Frank Harney learnt that the hard way.
The former dairy farmer is well aware of the stigma that surrounds mental health.
“I never realised what it was like until it happened to me – until I realised, ‘hey here I am in the black hole’,” Mr Harney said.
A phone call was the catalyst for his spiral into a deep depression.
“My wife Helen and I were at a wedding and we got home about one o’clock on the Sunday morning and we got word that our son Philip had been in a bad accident and he was in hospital,” Mr Harney said.
The 22-year-old was living in Perth and had been involved in a motorcycle accident.
“We got the next available plane over and I took sick on the way over,” Mr Harney said.
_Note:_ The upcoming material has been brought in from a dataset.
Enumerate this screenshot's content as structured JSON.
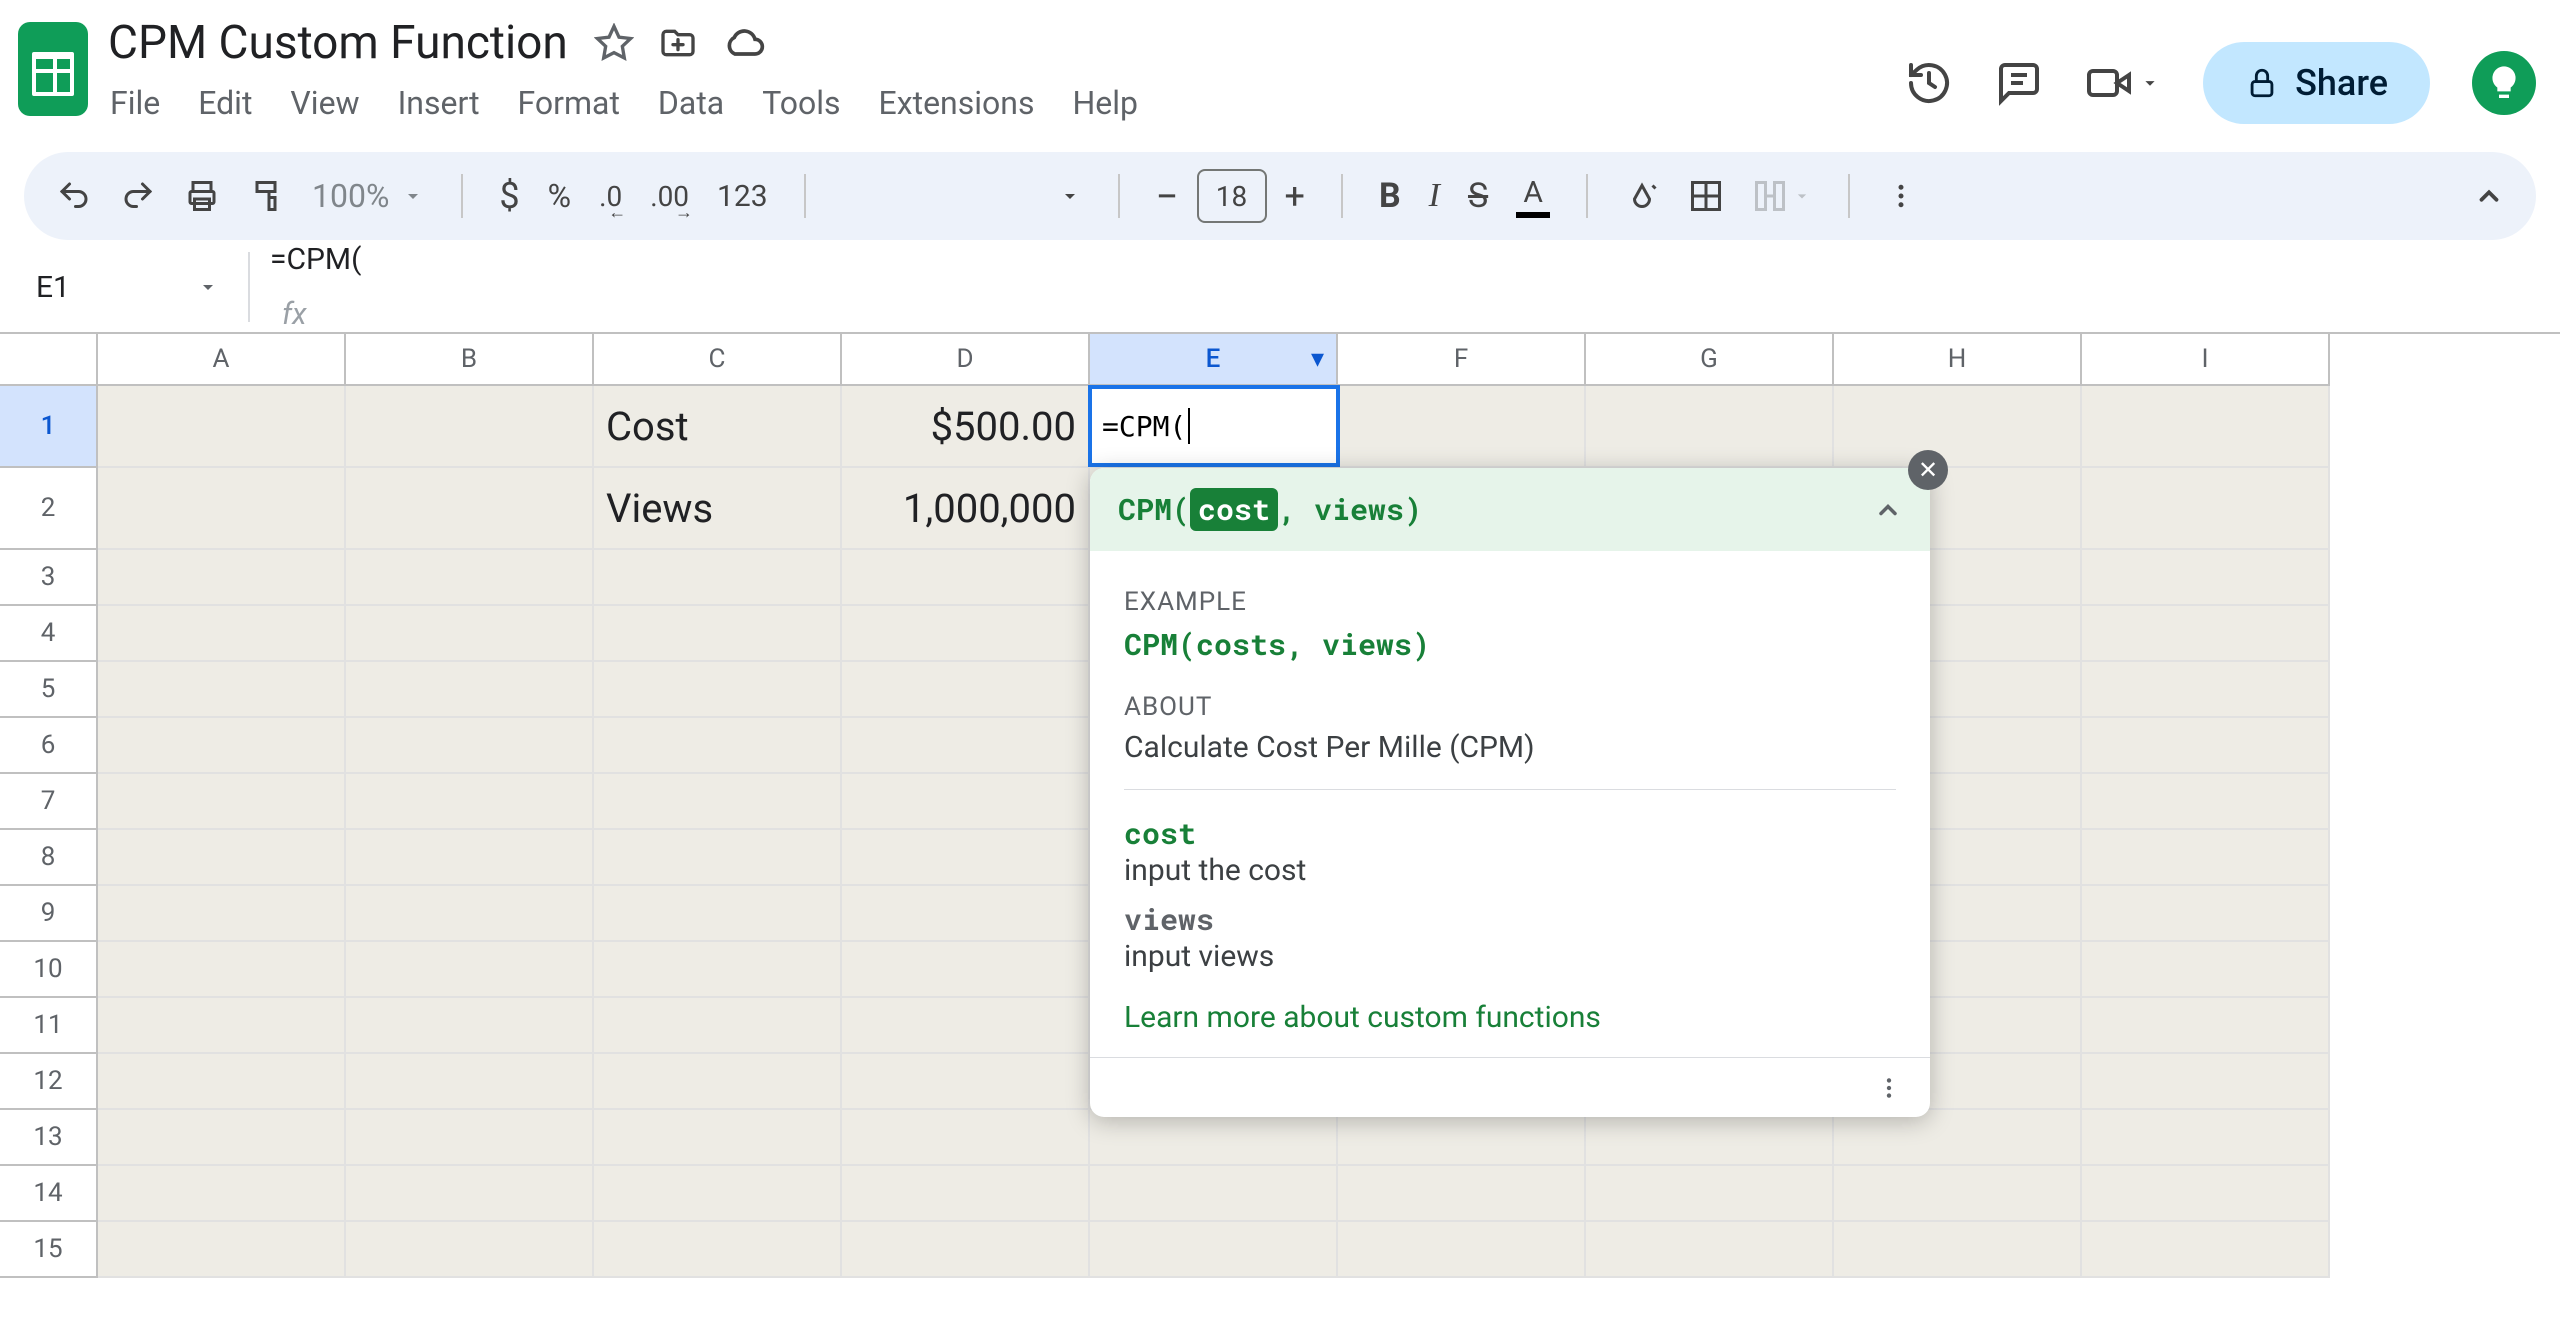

He was suffering from diverticulitis, which he believes was brought on by stress.
“When we got there we went to the hospital at some unearthly hour of the morning,” Mr Harney said.
They later booked into a motel to get some sleep.
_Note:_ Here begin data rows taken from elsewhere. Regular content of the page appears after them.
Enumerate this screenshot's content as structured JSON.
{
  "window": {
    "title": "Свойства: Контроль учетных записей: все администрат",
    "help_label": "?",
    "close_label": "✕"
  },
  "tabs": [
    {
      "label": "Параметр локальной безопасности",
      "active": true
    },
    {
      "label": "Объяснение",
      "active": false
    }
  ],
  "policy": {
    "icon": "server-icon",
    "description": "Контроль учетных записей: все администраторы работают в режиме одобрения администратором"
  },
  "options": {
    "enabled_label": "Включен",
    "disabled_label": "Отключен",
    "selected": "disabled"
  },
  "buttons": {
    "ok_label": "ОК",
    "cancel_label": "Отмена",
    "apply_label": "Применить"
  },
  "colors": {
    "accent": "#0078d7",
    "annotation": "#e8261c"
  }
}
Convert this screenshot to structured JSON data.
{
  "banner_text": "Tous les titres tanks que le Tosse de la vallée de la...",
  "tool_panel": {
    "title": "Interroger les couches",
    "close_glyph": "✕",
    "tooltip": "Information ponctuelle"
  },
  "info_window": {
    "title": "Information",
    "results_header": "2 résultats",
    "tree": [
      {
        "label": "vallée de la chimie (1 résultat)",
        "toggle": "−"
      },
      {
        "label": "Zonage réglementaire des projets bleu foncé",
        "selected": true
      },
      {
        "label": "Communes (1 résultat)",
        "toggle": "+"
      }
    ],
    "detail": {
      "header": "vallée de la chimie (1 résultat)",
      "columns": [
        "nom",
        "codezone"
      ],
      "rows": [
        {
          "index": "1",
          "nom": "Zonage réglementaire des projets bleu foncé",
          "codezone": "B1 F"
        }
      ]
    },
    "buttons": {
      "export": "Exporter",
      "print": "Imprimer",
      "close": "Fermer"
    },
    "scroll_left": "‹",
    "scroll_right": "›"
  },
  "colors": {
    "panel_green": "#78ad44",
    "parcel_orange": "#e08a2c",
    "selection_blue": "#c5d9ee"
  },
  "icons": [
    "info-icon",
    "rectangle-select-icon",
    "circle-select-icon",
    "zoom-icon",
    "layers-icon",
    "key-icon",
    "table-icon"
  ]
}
In the morning, Mr Harney was in a world of pain.
“I couldn’t get out of bed so they rushed me to hospital and I was on a drip for five days,” Mr Harney said.
Mr Harney’s son began to recover and the roles were reversed – he was now the one sitting by his father’s bedside.
“All this was mounting up on me with the lad and they were wheeling him into see me - I became the patient,” he said.
The couple returned home to their Garvoc dairy farm and Mr Harney’s mental health deteriorated.
“I started having anxiety attacks and then I went into a depression,” he said.
“I’d go to bed and I didn’t want to get up.”
Mr Harney pushed through the pain to milk his cows every day, but would retreat to the slumber of his bed when he was finished.
He said he feared he would die when experiencing the panic attacks.
“You get a sick feeling in your stomach and then a little bit later I would break out into a massive sweat all over my body and then I’d have heart palpitations,” Mr Harney said.
Mr Harney described his wife of 44 years as his saviour.
A combination of medication and regular walks by the seaside means he now has more good days than bad.
He has spoken out in support of the Let’s Talk initiative.
If you or someone you know is experiencing an emotional crisis, call Lifeline on 131 114.